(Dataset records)
------
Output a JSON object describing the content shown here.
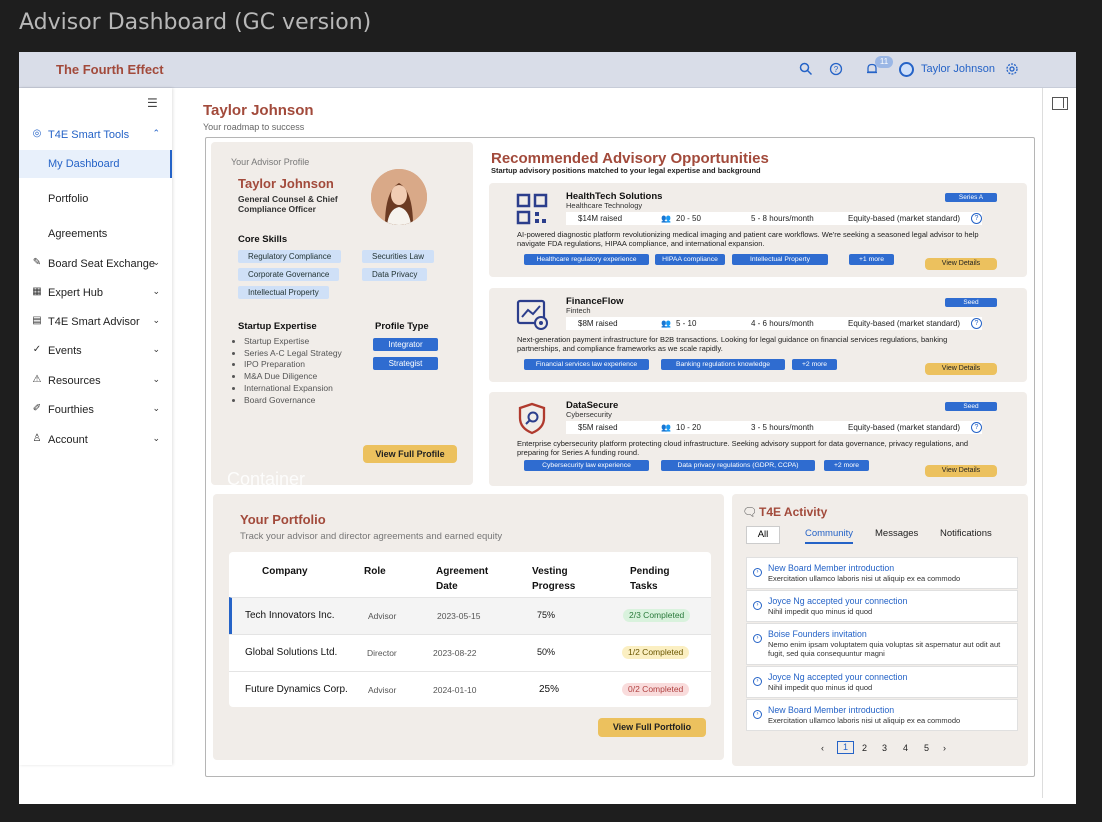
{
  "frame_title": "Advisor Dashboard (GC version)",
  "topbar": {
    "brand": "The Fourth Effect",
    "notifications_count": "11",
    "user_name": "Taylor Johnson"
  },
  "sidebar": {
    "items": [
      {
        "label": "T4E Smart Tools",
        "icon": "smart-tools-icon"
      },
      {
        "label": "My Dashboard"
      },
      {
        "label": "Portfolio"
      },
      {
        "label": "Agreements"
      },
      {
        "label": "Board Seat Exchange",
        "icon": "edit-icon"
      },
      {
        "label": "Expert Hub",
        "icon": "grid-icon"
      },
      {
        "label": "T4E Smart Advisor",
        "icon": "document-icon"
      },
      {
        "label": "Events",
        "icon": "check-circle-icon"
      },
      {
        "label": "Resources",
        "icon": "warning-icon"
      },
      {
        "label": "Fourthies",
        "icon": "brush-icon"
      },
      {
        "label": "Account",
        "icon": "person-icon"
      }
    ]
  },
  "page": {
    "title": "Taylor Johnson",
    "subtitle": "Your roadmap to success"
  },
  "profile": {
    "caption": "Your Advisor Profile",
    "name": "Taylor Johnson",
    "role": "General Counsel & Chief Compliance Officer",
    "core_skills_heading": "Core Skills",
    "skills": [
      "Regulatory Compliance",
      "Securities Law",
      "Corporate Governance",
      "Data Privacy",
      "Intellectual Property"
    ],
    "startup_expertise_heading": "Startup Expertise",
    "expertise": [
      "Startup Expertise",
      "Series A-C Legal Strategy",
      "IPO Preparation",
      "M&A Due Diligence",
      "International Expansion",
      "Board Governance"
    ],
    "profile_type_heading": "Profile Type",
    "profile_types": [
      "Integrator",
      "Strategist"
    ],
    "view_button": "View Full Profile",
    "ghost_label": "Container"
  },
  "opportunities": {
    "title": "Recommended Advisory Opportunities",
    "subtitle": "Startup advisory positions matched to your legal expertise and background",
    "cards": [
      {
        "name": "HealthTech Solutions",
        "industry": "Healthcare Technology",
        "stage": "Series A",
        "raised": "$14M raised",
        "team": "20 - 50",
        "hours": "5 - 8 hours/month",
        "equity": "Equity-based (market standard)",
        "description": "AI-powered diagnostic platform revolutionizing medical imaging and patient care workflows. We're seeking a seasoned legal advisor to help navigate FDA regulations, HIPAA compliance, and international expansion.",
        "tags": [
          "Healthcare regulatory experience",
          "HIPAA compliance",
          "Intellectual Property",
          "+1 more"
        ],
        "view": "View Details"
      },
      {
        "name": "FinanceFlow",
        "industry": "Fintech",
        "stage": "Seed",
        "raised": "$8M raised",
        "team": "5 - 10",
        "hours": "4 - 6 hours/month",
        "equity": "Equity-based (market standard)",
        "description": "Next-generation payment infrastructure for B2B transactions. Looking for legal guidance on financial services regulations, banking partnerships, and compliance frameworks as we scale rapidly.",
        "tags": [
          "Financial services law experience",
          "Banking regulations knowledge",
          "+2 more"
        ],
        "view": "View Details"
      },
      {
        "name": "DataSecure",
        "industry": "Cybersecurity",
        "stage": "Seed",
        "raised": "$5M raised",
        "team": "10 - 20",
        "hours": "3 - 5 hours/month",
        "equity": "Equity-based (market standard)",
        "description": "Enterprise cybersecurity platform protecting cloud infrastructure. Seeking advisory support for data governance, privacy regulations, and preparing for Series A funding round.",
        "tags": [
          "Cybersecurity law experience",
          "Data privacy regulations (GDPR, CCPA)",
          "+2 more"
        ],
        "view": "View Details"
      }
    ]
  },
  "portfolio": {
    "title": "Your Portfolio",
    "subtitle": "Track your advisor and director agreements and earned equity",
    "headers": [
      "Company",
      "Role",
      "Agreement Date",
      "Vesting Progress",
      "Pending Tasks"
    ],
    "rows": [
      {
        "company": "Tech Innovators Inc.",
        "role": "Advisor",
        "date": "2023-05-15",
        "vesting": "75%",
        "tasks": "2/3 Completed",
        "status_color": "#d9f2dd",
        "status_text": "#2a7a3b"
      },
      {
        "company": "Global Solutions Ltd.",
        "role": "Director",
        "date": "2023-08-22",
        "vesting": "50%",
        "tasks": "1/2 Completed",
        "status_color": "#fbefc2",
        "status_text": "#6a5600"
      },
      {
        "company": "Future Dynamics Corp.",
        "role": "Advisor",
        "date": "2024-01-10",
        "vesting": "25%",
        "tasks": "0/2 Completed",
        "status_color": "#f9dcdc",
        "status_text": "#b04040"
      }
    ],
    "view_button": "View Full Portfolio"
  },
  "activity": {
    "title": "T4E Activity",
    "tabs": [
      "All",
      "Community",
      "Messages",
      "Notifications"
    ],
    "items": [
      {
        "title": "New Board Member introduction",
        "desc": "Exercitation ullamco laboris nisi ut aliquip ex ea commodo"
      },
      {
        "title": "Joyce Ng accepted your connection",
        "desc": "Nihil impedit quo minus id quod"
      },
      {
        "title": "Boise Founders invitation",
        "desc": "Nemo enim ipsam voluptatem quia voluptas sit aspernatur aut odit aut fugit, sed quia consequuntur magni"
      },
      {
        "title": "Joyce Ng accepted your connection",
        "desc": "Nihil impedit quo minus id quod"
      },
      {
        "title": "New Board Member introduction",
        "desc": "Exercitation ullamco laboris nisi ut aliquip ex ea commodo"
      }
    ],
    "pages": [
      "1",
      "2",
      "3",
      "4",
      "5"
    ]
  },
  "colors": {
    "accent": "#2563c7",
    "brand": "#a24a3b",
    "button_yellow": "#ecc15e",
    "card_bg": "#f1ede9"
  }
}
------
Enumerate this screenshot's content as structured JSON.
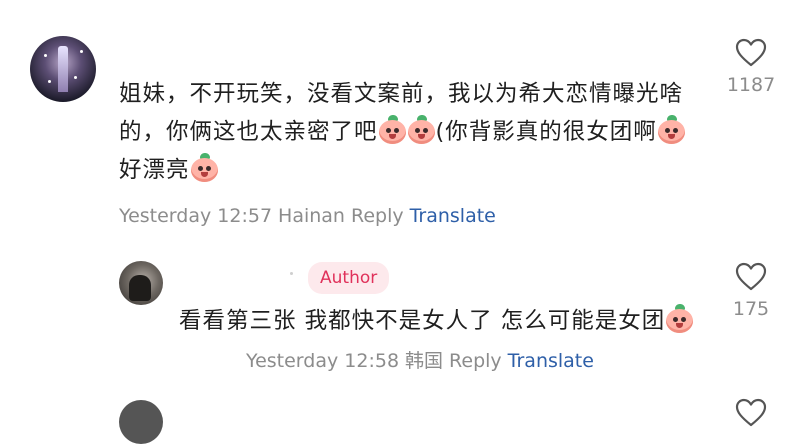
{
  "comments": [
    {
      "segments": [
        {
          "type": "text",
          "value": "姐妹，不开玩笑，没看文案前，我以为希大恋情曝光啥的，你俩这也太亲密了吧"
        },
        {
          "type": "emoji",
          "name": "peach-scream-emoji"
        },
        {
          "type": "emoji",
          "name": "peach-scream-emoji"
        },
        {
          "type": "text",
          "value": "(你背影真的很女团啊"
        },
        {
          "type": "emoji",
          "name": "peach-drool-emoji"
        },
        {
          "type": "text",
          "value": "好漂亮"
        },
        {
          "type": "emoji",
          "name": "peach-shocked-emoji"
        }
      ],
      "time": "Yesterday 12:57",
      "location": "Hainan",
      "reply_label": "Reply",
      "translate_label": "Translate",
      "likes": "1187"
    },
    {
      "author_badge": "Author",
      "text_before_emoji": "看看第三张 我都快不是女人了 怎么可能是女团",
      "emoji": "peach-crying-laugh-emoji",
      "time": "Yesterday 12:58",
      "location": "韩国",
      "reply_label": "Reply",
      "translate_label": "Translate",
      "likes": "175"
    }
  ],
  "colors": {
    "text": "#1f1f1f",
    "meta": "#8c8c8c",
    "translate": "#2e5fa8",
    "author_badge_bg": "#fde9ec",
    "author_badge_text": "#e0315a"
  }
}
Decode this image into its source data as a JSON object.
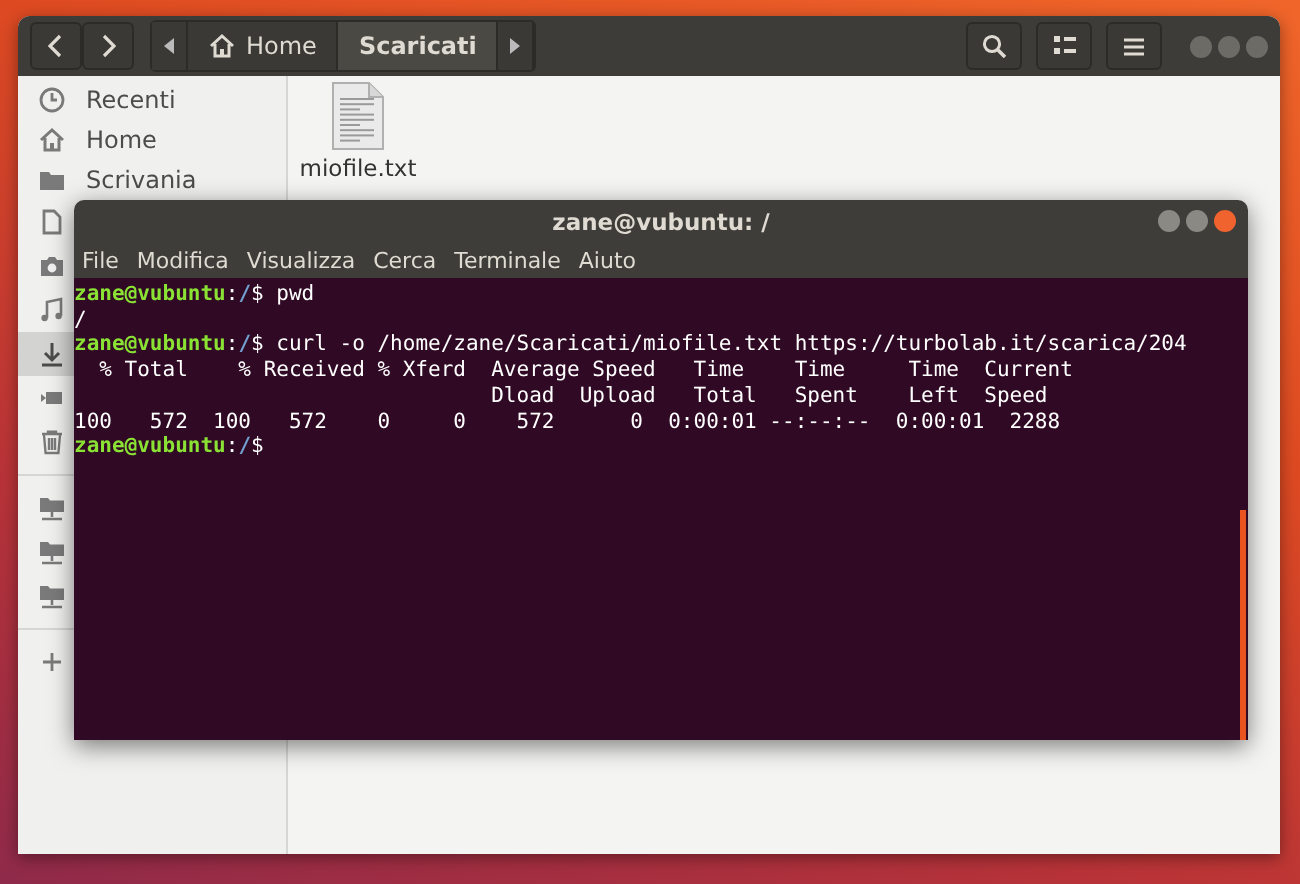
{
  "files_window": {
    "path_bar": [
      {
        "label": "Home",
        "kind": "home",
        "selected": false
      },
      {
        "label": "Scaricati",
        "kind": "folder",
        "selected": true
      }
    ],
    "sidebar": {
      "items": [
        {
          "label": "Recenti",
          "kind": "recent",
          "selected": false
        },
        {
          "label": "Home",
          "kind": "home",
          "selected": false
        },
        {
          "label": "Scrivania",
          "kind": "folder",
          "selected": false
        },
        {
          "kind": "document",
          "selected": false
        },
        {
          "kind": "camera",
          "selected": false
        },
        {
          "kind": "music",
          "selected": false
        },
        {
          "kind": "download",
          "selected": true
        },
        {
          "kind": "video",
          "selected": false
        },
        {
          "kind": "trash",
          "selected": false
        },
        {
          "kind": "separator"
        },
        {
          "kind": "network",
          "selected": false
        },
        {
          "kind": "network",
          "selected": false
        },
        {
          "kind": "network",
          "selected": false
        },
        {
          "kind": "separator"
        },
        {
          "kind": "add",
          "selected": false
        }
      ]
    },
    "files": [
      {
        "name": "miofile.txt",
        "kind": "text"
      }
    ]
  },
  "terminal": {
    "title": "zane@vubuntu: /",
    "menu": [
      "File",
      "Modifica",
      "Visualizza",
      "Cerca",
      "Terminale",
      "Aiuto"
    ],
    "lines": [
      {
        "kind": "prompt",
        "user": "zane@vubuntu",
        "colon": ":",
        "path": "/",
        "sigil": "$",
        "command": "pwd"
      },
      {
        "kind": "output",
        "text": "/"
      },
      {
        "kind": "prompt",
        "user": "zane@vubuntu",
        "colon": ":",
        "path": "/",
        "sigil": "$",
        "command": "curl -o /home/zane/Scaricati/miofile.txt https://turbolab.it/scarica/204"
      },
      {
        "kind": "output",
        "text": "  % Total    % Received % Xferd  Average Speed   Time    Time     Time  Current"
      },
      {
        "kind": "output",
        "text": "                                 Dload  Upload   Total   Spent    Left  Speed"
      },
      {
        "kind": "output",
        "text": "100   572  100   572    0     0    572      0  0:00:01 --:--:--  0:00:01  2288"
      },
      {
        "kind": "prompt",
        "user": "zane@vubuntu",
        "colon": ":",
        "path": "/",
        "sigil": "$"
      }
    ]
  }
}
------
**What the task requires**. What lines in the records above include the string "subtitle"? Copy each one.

**Result for this task**.
    "subtitle": "Your roadmap to success"
    "subtitle": "Startup advisory positions matched to your legal expertise and background",
    "subtitle": "Track your advisor and director agreements and earned equity",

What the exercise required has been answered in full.